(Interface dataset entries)
--------------------

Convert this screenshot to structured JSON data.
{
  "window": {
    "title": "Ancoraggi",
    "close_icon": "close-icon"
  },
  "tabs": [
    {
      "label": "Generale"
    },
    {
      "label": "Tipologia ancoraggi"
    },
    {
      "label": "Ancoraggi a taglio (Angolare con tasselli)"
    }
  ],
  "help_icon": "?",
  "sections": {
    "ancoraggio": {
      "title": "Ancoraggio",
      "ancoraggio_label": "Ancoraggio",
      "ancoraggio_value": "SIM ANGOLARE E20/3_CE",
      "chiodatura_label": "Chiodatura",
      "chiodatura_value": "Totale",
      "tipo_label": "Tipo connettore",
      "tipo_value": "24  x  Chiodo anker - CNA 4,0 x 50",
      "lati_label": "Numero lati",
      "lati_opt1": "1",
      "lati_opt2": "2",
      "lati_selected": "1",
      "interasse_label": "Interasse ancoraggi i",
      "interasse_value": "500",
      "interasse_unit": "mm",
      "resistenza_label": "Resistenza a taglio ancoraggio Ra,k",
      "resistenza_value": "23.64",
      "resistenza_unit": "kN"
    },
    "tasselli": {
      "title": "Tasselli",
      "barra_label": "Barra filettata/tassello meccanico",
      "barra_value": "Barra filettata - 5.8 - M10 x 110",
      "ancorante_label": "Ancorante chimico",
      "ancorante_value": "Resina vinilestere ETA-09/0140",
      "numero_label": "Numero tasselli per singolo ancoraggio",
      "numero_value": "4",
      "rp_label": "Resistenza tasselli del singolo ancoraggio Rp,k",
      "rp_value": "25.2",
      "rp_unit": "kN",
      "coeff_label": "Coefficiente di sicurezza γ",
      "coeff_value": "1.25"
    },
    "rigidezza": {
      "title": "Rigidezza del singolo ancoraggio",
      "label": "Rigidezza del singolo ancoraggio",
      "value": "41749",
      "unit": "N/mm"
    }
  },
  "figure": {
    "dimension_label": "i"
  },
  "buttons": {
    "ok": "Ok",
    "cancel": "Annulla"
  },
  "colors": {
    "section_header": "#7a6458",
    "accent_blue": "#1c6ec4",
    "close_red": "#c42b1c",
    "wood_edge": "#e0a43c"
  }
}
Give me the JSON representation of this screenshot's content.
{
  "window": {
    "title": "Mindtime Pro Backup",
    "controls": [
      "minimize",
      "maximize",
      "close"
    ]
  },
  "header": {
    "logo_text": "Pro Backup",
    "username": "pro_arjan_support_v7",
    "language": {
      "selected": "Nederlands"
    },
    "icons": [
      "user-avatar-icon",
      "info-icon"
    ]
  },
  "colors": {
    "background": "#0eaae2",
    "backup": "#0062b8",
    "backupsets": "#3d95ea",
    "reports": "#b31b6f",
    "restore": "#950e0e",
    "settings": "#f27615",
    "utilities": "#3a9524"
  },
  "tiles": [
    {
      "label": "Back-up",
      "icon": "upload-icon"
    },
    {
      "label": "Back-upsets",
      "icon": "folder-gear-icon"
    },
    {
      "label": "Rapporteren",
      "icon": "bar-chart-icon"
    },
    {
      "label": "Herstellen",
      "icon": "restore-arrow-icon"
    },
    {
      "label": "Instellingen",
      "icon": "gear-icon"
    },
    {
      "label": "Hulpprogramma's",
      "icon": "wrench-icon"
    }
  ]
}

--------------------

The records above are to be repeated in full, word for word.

Convert this screenshot to structured JSON data.
{
  "window": {
    "title": "Ancoraggi",
    "close_icon": "close-icon"
  },
  "tabs": [
    {
      "label": "Generale"
    },
    {
      "label": "Tipologia ancoraggi"
    },
    {
      "label": "Ancoraggi a taglio (Angolare con tasselli)"
    }
  ],
  "help_icon": "?",
  "sections": {
    "ancoraggio": {
      "title": "Ancoraggio",
      "ancoraggio_label": "Ancoraggio",
      "ancoraggio_value": "SIM ANGOLARE E20/3_CE",
      "chiodatura_label": "Chiodatura",
      "chiodatura_value": "Totale",
      "tipo_label": "Tipo connettore",
      "tipo_value": "24  x  Chiodo anker - CNA 4,0 x 50",
      "lati_label": "Numero lati",
      "lati_opt1": "1",
      "lati_opt2": "2",
      "lati_selected": "1",
      "interasse_label": "Interasse ancoraggi i",
      "interasse_value": "500",
      "interasse_unit": "mm",
      "resistenza_label": "Resistenza a taglio ancoraggio Ra,k",
      "resistenza_value": "23.64",
      "resistenza_unit": "kN"
    },
    "tasselli": {
      "title": "Tasselli",
      "barra_label": "Barra filettata/tassello meccanico",
      "barra_value": "Barra filettata - 5.8 - M10 x 110",
      "ancorante_label": "Ancorante chimico",
      "ancorante_value": "Resina vinilestere ETA-09/0140",
      "numero_label": "Numero tasselli per singolo ancoraggio",
      "numero_value": "4",
      "rp_label": "Resistenza tasselli del singolo ancoraggio Rp,k",
      "rp_value": "25.2",
      "rp_unit": "kN",
      "coeff_label": "Coefficiente di sicurezza γ",
      "coeff_value": "1.25"
    },
    "rigidezza": {
      "title": "Rigidezza del singolo ancoraggio",
      "label": "Rigidezza del singolo ancoraggio",
      "value": "41749",
      "unit": "N/mm"
    }
  },
  "figure": {
    "dimension_label": "i"
  },
  "buttons": {
    "ok": "Ok",
    "cancel": "Annulla"
  },
  "colors": {
    "section_header": "#7a6458",
    "accent_blue": "#1c6ec4",
    "close_red": "#c42b1c",
    "wood_edge": "#e0a43c"
  }
}
Give me the JSON representation of this screenshot's content.
{
  "window": {
    "title": "Mindtime Pro Backup",
    "controls": [
      "minimize",
      "maximize",
      "close"
    ]
  },
  "header": {
    "logo_text": "Pro Backup",
    "username": "pro_arjan_support_v7",
    "language": {
      "selected": "Nederlands"
    },
    "icons": [
      "user-avatar-icon",
      "info-icon"
    ]
  },
  "colors": {
    "background": "#0eaae2",
    "backup": "#0062b8",
    "backupsets": "#3d95ea",
    "reports": "#b31b6f",
    "restore": "#950e0e",
    "settings": "#f27615",
    "utilities": "#3a9524"
  },
  "tiles": [
    {
      "label": "Back-up",
      "icon": "upload-icon"
    },
    {
      "label": "Back-upsets",
      "icon": "folder-gear-icon"
    },
    {
      "label": "Rapporteren",
      "icon": "bar-chart-icon"
    },
    {
      "label": "Herstellen",
      "icon": "restore-arrow-icon"
    },
    {
      "label": "Instellingen",
      "icon": "gear-icon"
    },
    {
      "label": "Hulpprogramma's",
      "icon": "wrench-icon"
    }
  ]
}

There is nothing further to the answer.